Start of Exercise inputs
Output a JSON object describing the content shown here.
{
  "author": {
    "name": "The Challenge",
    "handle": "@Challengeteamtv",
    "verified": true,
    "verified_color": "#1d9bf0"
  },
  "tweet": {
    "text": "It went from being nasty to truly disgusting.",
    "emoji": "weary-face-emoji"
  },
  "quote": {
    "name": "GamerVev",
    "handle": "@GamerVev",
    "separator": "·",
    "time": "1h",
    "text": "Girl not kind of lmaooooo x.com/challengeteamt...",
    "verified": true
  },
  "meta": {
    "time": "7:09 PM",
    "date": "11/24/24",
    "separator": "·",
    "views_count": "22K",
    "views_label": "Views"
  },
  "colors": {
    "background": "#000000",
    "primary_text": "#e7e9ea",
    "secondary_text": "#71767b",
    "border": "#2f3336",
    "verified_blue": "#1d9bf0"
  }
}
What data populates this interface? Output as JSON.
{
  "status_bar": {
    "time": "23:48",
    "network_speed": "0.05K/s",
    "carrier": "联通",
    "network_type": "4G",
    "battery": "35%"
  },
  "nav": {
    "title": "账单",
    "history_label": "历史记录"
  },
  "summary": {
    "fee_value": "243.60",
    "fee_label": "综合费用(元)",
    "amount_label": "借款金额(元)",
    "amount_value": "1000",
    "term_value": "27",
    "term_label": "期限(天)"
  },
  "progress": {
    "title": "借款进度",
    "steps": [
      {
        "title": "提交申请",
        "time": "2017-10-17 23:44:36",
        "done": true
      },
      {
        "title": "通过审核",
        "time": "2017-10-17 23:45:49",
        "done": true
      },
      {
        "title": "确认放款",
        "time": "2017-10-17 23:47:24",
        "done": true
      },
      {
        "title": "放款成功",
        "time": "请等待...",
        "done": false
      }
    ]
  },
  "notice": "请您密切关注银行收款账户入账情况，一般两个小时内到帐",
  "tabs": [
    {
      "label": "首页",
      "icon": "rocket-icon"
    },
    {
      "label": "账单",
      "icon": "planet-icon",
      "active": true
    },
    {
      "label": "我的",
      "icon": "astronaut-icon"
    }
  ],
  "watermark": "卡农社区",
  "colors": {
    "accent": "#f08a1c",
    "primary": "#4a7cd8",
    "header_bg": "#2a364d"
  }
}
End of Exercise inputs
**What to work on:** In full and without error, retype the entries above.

**Response for this exercise:**
Output a JSON object describing the content shown here.
{
  "author": {
    "name": "The Challenge",
    "handle": "@Challengeteamtv",
    "verified": true,
    "verified_color": "#1d9bf0"
  },
  "tweet": {
    "text": "It went from being nasty to truly disgusting.",
    "emoji": "weary-face-emoji"
  },
  "quote": {
    "name": "GamerVev",
    "handle": "@GamerVev",
    "separator": "·",
    "time": "1h",
    "text": "Girl not kind of lmaooooo x.com/challengeteamt...",
    "verified": true
  },
  "meta": {
    "time": "7:09 PM",
    "date": "11/24/24",
    "separator": "·",
    "views_count": "22K",
    "views_label": "Views"
  },
  "colors": {
    "background": "#000000",
    "primary_text": "#e7e9ea",
    "secondary_text": "#71767b",
    "border": "#2f3336",
    "verified_blue": "#1d9bf0"
  }
}
What data populates this interface? Output as JSON.
{
  "status_bar": {
    "time": "23:48",
    "network_speed": "0.05K/s",
    "carrier": "联通",
    "network_type": "4G",
    "battery": "35%"
  },
  "nav": {
    "title": "账单",
    "history_label": "历史记录"
  },
  "summary": {
    "fee_value": "243.60",
    "fee_label": "综合费用(元)",
    "amount_label": "借款金额(元)",
    "amount_value": "1000",
    "term_value": "27",
    "term_label": "期限(天)"
  },
  "progress": {
    "title": "借款进度",
    "steps": [
      {
        "title": "提交申请",
        "time": "2017-10-17 23:44:36",
        "done": true
      },
      {
        "title": "通过审核",
        "time": "2017-10-17 23:45:49",
        "done": true
      },
      {
        "title": "确认放款",
        "time": "2017-10-17 23:47:24",
        "done": true
      },
      {
        "title": "放款成功",
        "time": "请等待...",
        "done": false
      }
    ]
  },
  "notice": "请您密切关注银行收款账户入账情况，一般两个小时内到帐",
  "tabs": [
    {
      "label": "首页",
      "icon": "rocket-icon"
    },
    {
      "label": "账单",
      "icon": "planet-icon",
      "active": true
    },
    {
      "label": "我的",
      "icon": "astronaut-icon"
    }
  ],
  "watermark": "卡农社区",
  "colors": {
    "accent": "#f08a1c",
    "primary": "#4a7cd8",
    "header_bg": "#2a364d"
  }
}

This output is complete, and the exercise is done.